Description of the task: Copy out each line in the material below that has the word "Installation".

Given data:

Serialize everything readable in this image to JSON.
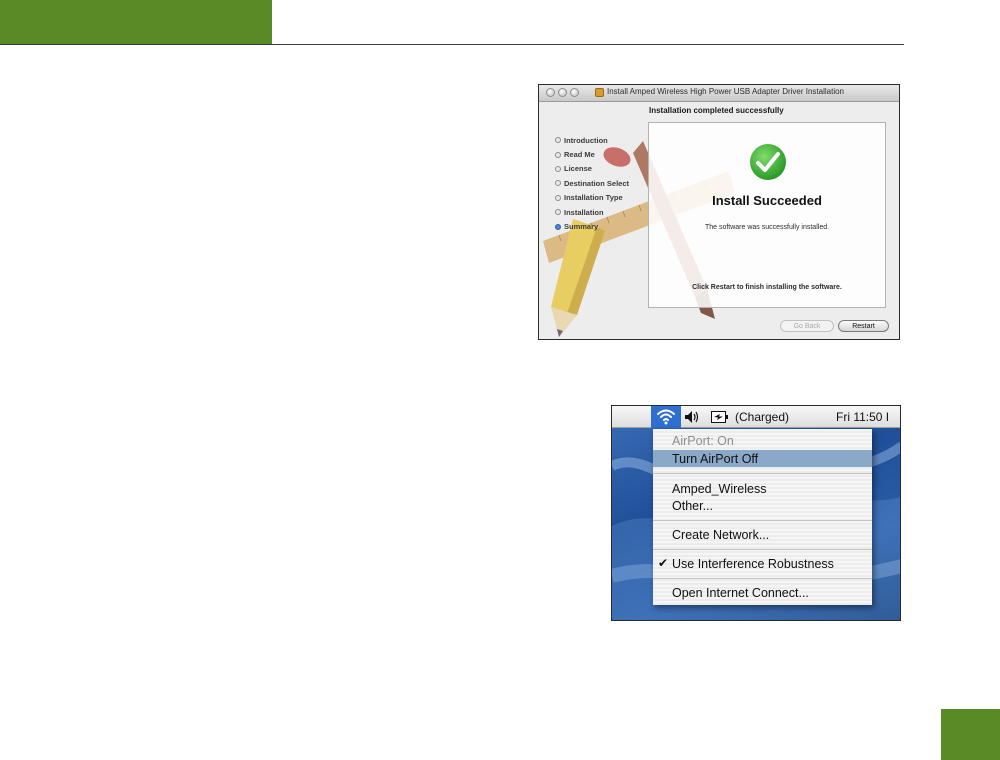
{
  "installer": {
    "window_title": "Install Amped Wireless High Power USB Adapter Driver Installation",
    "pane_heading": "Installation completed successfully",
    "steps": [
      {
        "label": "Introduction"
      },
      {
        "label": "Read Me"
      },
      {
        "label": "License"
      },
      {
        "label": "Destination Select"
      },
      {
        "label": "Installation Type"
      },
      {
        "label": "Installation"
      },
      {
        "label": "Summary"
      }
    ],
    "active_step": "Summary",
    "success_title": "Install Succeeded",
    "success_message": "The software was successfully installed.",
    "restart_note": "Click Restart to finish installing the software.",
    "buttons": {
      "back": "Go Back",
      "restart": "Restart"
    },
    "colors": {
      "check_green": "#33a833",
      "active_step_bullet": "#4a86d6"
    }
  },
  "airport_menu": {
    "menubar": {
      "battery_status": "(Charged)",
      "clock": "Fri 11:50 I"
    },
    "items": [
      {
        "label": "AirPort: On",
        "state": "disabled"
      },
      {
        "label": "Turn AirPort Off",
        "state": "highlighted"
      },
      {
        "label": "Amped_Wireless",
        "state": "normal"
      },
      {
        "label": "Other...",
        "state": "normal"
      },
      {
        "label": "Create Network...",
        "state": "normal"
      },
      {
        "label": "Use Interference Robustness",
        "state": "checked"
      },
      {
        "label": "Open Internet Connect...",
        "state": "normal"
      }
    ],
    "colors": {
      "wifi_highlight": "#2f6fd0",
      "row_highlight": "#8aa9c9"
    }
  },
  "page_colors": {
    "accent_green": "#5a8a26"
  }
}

Task solution:
    "window_title": "Install Amped Wireless High Power USB Adapter Driver Installation",
    "pane_heading": "Installation completed successfully",
        "label": "Installation Type"
        "label": "Installation"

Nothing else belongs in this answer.